One winter a wealthy Quaker man started taking her to meetings in his own sleigh, providing warmth for her, and taking care of her. He wanted Susan to marry him, but she would have to give up her crusade to do it, and she was unwilling to do so.
Susan was instrumental in the passage of the Married Women's Property Bill in New York which stated that a woman had the right to hold property, carry on a trade, and collect and use her own earnings. It also provided joint guardianship of the children with her husband. This protected her right to raise her children if her husband were to die.
Her father's death in 1862 was devastating to her. For weeks she felt nothing but grief.
She started petitions to outlaw slavery. Over time she obtained 400,000 signatures. In April 1864 the Thirteenth Amendment which abolished slavery passed the Senate.
When the Fourteenth Amendment was passed guaranteeing equal protection under the law, Susan was dismayed by the wording in Section 2 defining voters as "male citizens". There was still more work for her to do; women had been left out. She regarded the amendment as "utterly inadequate".
She began to circulate woman suffrage* petitions in New York. Suffrage is "the civil right to vote or the exercise of that right". Women in America did not have that right.

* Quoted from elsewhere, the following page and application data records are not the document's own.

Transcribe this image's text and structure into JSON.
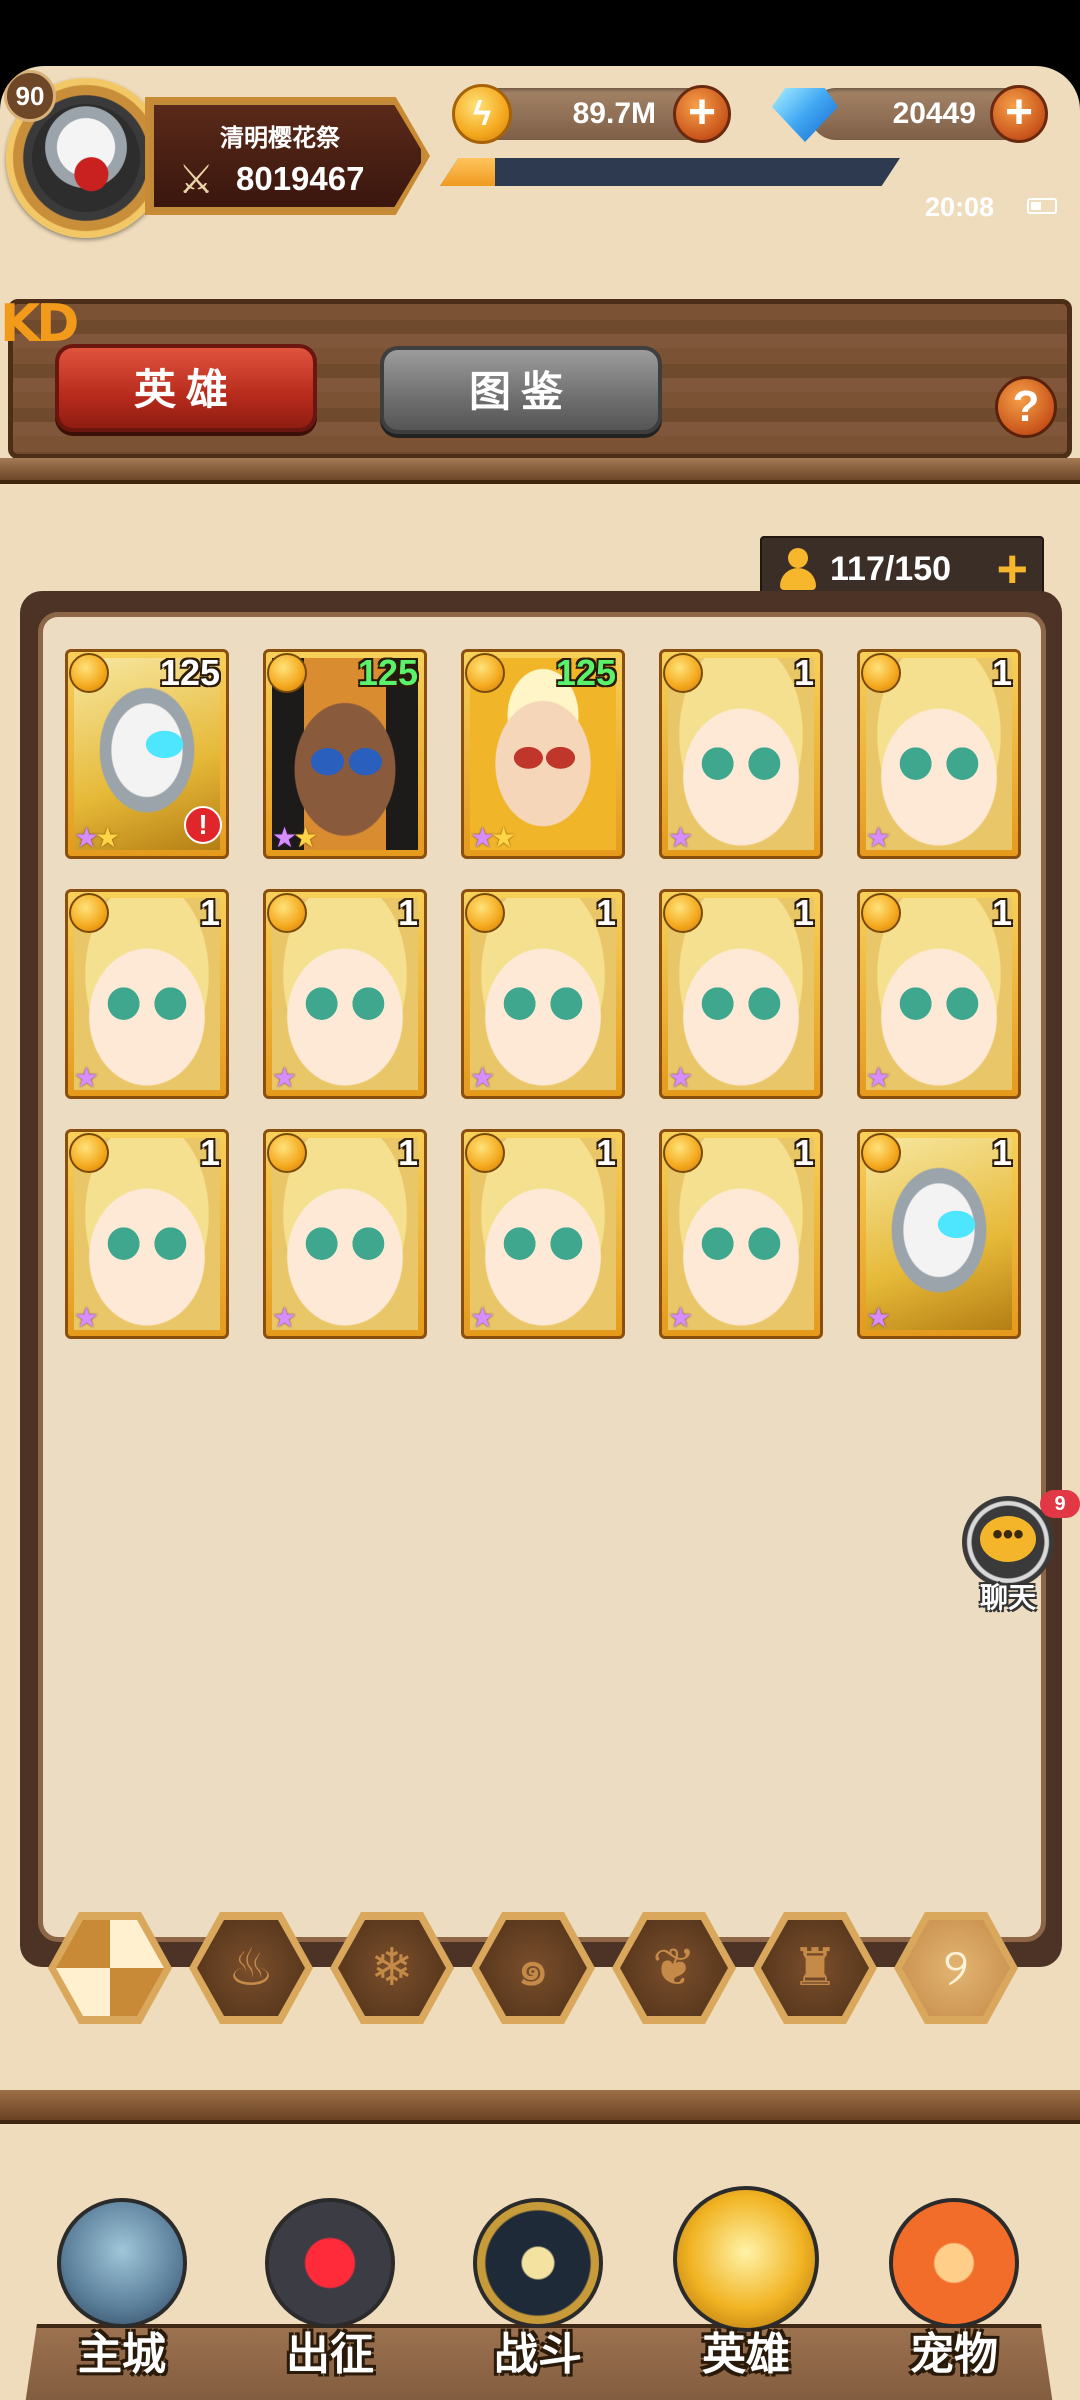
{
  "player": {
    "level": "90",
    "name": "清明樱花祭",
    "power": "8019467"
  },
  "resources": {
    "gold": "89.7M",
    "gems": "20449",
    "xp_progress": 0.12
  },
  "status": {
    "time": "20:08"
  },
  "deco_text": "KD",
  "tabs": [
    {
      "label": "英雄",
      "active": true
    },
    {
      "label": "图鉴",
      "active": false
    }
  ],
  "help_label": "?",
  "hero_capacity": "117/150",
  "heroes": [
    {
      "art": "robot",
      "level": "125",
      "level_color": "white",
      "stars_purple": 1,
      "stars_gold": 1,
      "alert": true
    },
    {
      "art": "pharaoh",
      "level": "125",
      "level_color": "green",
      "stars_purple": 1,
      "stars_gold": 1,
      "alert": false
    },
    {
      "art": "warrior",
      "level": "125",
      "level_color": "green",
      "stars_purple": 1,
      "stars_gold": 1,
      "alert": false
    },
    {
      "art": "blonde",
      "level": "1",
      "level_color": "white",
      "stars_purple": 1,
      "stars_gold": 0,
      "alert": false
    },
    {
      "art": "blonde",
      "level": "1",
      "level_color": "white",
      "stars_purple": 1,
      "stars_gold": 0,
      "alert": false
    },
    {
      "art": "blonde",
      "level": "1",
      "level_color": "white",
      "stars_purple": 1,
      "stars_gold": 0,
      "alert": false
    },
    {
      "art": "blonde",
      "level": "1",
      "level_color": "white",
      "stars_purple": 1,
      "stars_gold": 0,
      "alert": false
    },
    {
      "art": "blonde",
      "level": "1",
      "level_color": "white",
      "stars_purple": 1,
      "stars_gold": 0,
      "alert": false
    },
    {
      "art": "blonde",
      "level": "1",
      "level_color": "white",
      "stars_purple": 1,
      "stars_gold": 0,
      "alert": false
    },
    {
      "art": "blonde",
      "level": "1",
      "level_color": "white",
      "stars_purple": 1,
      "stars_gold": 0,
      "alert": false
    },
    {
      "art": "blonde",
      "level": "1",
      "level_color": "white",
      "stars_purple": 1,
      "stars_gold": 0,
      "alert": false
    },
    {
      "art": "blonde",
      "level": "1",
      "level_color": "white",
      "stars_purple": 1,
      "stars_gold": 0,
      "alert": false
    },
    {
      "art": "blonde",
      "level": "1",
      "level_color": "white",
      "stars_purple": 1,
      "stars_gold": 0,
      "alert": false
    },
    {
      "art": "blonde",
      "level": "1",
      "level_color": "white",
      "stars_purple": 1,
      "stars_gold": 0,
      "alert": false
    },
    {
      "art": "robot",
      "level": "1",
      "level_color": "white",
      "stars_purple": 1,
      "stars_gold": 0,
      "alert": false
    }
  ],
  "chat": {
    "label": "聊天",
    "badge": "9"
  },
  "element_filters": [
    {
      "name": "all-filter-icon",
      "glyph": ""
    },
    {
      "name": "fire-filter-icon",
      "glyph": "♨"
    },
    {
      "name": "ice-filter-icon",
      "glyph": "❄"
    },
    {
      "name": "wind-filter-icon",
      "glyph": "๑"
    },
    {
      "name": "nature-filter-icon",
      "glyph": "❦"
    },
    {
      "name": "dark-filter-icon",
      "glyph": "♜"
    },
    {
      "name": "light-filter-icon",
      "glyph": "୨"
    }
  ],
  "nav": [
    {
      "key": "castle",
      "label": "主城"
    },
    {
      "key": "expedition",
      "label": "出征"
    },
    {
      "key": "battle",
      "label": "战斗"
    },
    {
      "key": "heroes",
      "label": "英雄"
    },
    {
      "key": "pets",
      "label": "宠物"
    }
  ]
}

With some financial help from George Francis Train she started a newspaper The Revolution to promote woman suffrage. The publication not only sought to promote the vote for women but to establish justice for all who were oppressed.

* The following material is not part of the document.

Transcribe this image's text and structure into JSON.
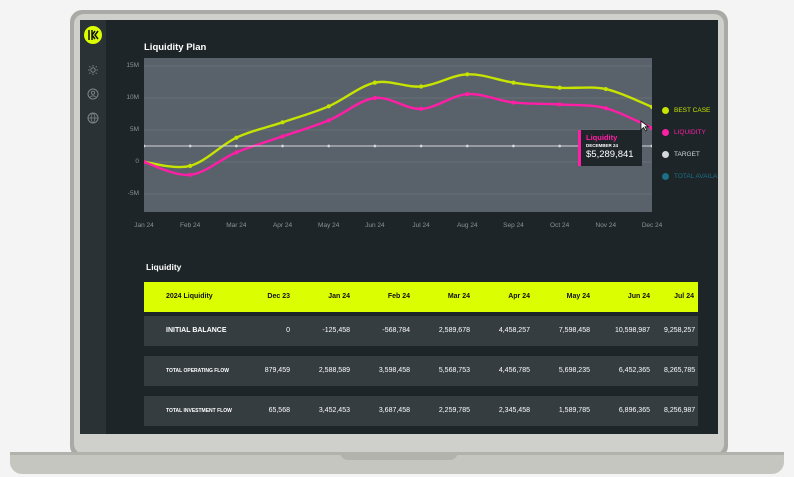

When Train was no longer able to financially support the paper, she struggled to keep it in production.
In 1872 Susan went to the place of voter registration and asked to register. She claimed her right under the Fourteenth Amendment, and she and three other women were permitted to register. Then she found twelve more women, and by the end of the registration period fifty women were registered.
She voted in the election in which Ulysses S. Grant was elected president, and two weeks later a deputy marshal was sent to arrest her. When they asked for her fare on the street car, she embarrassed the marshal by loudly announcing, "I'm traveling at the expense of the government. This gentleman is escorting me to jail. Ask him for my fare."
The other women who had voted were also arrested. At Susan's trial the jury, of course, was all male. The judge refused to let her testify on her own behalf. Judge Henry Selden, the lawyer she had retained to defend her, presented her case. The judge himself declared her guilty and deprived her of a trial by jury.
Later on when the judge said, "Does the prisoner have anything to say?", she surely did. Susan talked on and on in spite of the judge's attempts to quiet her. He finally fined her $100.
Susan continued to fight for the right of women to vote. She groomed younger women to take her place; the "girls" she called them.
She longed to see women voting throughout the world, but when she died in 1906, just one month after her 86th birthday, this dream had only been realized in Wyoming, Utah, Colorado and Idaho, and far away in New Zealand and Australia.
In 1979 in her honor the U.S. Mint officially released the Susan B. Anthony dollar coin. Over 1 billion of the coins were minted
This biography by Patsy Stevens, a retired teacher, was written in 2007.
Many of the facts in this story were taken from the book Susan B. Anthony, Rebel, Crusader, Humanitarian online book by Alma Lutzs ( You may want to "View - Text size" and enlarge the print twice.)